Aussie dollar falls over China coal kerfuffle

coal contracts

By Nichola Davies

It has been a bad news week for the Australian coal industry.

A grader driver for a coalmine in Moranbah died in an underground collision. Experts have revealed Adani’s Carmichael Coal mine could take years to get the green light. Global mining giant Glencore announced it would be capping coal output and now there’s chatter over China banning Australian coal imports.

News agency Reuters reported that Dalian Port Group had confirmed customs at China’s northern port of Dalian had banned imports of Australian coal, and will cap imports from all countries to the end of 2019 at 12 million tonnes.

Other major ports are reportedly prolonging clearing times for Australian coal to at least 40 days, nearly doubling the usual clearing time.

The announcement sent the Australian dollar down a percentile, to a 10-day low of $0.7070.

China is the largest buyer of Australian coal, buying 89 million tonnes last year, worth $10.7 billion, according to the Australian Bureau of Statistics.

There is speculation the ban and capping of Australian coal imports is political due to the strained relationship between China and Australia.

Reuters said imports from Indonesia and Russia have not been affected, but China’s Foreign Ministry spokesman Geng Shuang played coy.

“China’s customs assesses the safety and quality of imported coal, analyses possible risks, and conducts corresponding examination and inspection compliant with laws and regulations,” he said.

“By doing so, it can better safeguard the legitimate rights and interests of Chinese importers and protect the environment.”

A notable pinch point in the relationship was last year when Australia banned China’s Huawei from its 5G broadband network.

Although there is speculation the move is politically motivated, treasurer Josh Frydenberg warned against jumping to conclusions.

“It’s based on mutual respect and mutual interest and the relationship, both at a people-to-people link (level) as well as the trade and economic side, is very important to both countries,” he told ABC radio.

“I think that the relationship is strong, that our exports to China will continue to be strong, as they have been in the past.”

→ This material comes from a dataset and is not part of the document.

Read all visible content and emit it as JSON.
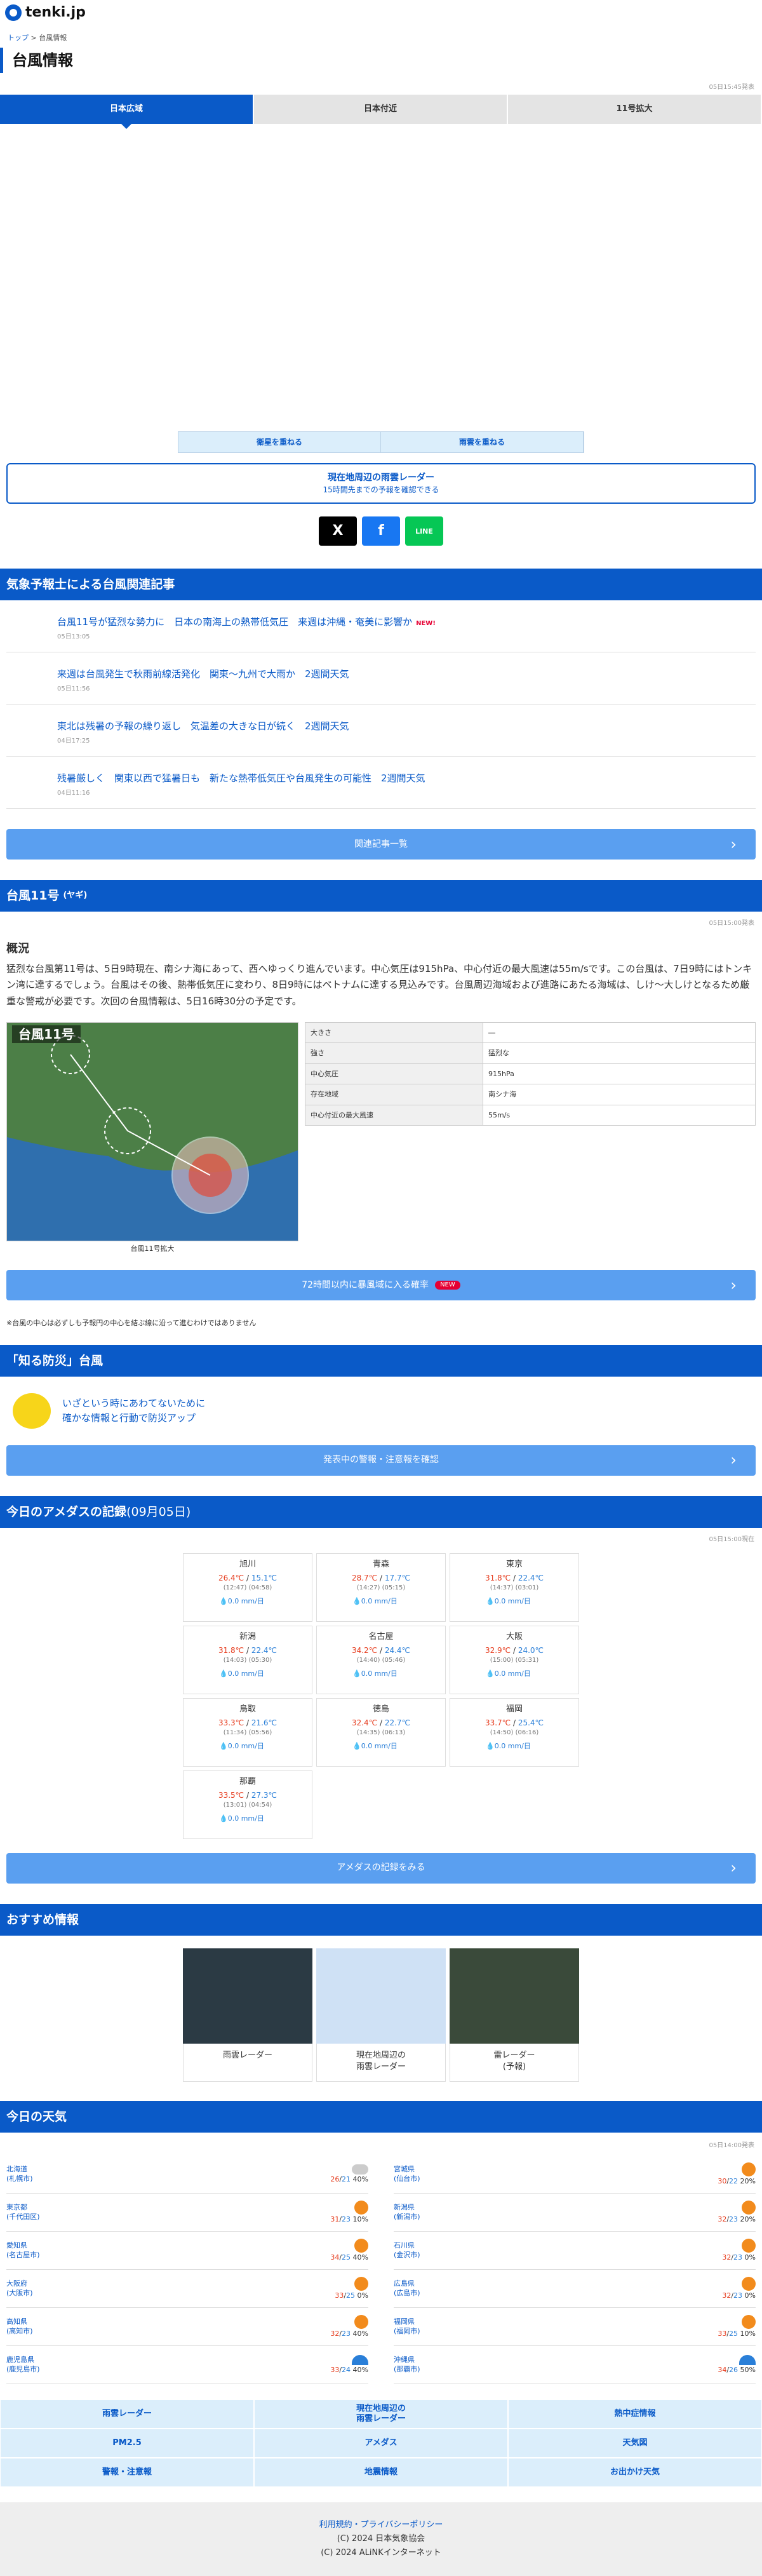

Federal Minister for Resources Senator Matt Canavan has been uncharacteristically quiet on Twitter, taking time today to post a meme critical of the Palaszczuk government instead of offering insight into arguably the most important issue of his portfolio this year.